Hallo! Welcome to my Berlin diary. I’ve just got back home from Germany after a weekend away.
But don’t think I’m writing this diary just based on two day’s experience, I spent my Erasmus year (a year spent abroad to aid language learning) living in Berlin during my undergraduate degree, so know a thing or two about the city. I’ve split my guide into three handy parts…
1. What’s in my carry-on
Getting everything I needed for a weekend away into a teeny tiny suitcase was a serious struggle for me. I tried to sneak my own (large) plastic toiletries bag in, but I was unceremoniously stopped, and I almost had to sacrifice my Melvita face cream *sobs*
2. Favourite places
In London buying hot food at tube stations isn’t common, but most stations in Berlin have these stalls selling freshly baked goods, oh and as the tube runs all night, most of them are open late too.
My favourite place to shop/eat/be is Alexanderplatz, BUT the urban classics store on Friedrichstrasse has the best streetwear and this dope staircase.
I also wrote a detailed guide to shopping in Berlin during my year abroad here.
Last but definitely not least is Unter den Linden.

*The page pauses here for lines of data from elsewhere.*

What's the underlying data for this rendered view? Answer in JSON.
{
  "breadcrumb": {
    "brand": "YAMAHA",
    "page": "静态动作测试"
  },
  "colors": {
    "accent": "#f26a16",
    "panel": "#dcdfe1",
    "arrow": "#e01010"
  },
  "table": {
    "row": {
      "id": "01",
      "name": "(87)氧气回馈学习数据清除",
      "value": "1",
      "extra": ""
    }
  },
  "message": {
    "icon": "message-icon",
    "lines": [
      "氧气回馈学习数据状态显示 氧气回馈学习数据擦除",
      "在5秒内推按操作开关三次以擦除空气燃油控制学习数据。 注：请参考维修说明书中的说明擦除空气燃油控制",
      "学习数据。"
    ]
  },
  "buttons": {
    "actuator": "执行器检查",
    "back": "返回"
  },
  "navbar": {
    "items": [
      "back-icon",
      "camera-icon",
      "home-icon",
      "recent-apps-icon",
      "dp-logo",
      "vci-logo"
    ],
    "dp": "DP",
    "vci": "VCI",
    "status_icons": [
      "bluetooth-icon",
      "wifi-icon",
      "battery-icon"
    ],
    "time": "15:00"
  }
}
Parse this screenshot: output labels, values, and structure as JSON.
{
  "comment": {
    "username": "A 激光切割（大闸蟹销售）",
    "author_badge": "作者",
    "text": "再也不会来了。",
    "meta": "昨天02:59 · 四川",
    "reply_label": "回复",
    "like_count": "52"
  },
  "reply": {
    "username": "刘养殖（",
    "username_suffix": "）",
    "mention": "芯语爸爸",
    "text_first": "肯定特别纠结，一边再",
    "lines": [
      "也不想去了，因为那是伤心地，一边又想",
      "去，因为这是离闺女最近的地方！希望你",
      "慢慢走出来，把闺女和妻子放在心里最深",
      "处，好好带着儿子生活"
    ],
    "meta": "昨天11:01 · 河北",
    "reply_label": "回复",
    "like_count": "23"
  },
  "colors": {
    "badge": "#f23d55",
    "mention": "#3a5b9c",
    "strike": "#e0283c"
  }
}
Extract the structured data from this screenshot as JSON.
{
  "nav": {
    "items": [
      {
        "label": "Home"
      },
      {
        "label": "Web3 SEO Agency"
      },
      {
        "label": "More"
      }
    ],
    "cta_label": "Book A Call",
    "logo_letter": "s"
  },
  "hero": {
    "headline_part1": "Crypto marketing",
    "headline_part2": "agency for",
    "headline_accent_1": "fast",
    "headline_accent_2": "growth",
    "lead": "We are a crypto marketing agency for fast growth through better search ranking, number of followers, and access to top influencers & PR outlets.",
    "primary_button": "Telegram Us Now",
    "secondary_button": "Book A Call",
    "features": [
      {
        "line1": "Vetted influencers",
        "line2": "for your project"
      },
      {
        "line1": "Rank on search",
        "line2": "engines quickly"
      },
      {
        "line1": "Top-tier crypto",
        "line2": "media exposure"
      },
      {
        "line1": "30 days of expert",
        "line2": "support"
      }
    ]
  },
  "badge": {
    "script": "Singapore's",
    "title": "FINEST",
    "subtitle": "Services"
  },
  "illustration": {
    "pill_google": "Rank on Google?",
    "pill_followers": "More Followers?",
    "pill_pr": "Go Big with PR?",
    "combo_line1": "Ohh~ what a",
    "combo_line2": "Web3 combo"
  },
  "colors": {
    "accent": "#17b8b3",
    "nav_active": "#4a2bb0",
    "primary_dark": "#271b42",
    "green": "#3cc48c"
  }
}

Probably my favourite street in Berlin, I remember walking up and down it in between classes on my Erasmus year here; taking full advantage of sale season at Zara, trying out way too many beauty products at Rossman and buying hot dogs from men on street corners (in a totally legit way.)
Ohne kohlensäure: literally “without carbonic acid” this is helpful because if you ask for water at a restaurant/fast food outlet they will assume you mean fizzy water, so if you want still water ask for “wasser ohne kohlensäure”
Bitte zuruck bleiben: “please stay back” you’ll hear this on public transport, it’s our equivalent of “this train is ready to depart, please mind the closing doors”… But much more efficient.
Tschuss: “see ya” when you learn German or watch any German film everyone says “auf wiedersehen” to say goodbye, then you land in Germany and soon realise that is extremely formal, and everyone is saying tschuss instead.
4. Bonus round: Things you won’t see in Berlin
People shopping on a Sunday – most of the shops are closed, some cafes/restaurants will be open (I forget this every time I visit.)
Pedestrians crossing the road when there’s a red light – people take road safety very seriously, also the roads are so wide there’s further to run if the cars start moving
People avoiding eye contact on the U-Bahn – unlike London, people are not afraid to stare on public transport
Late night revellers stranded – the underground, overground, buses and trams all run into the night, with extended services at the weekend
People connecting to wifi on the underground – phones get reception, even on the U-Bahn
Women in heels – very very rarely will you see the women of Berlin in sky high heels to go out, they prefer plimsoles or trainers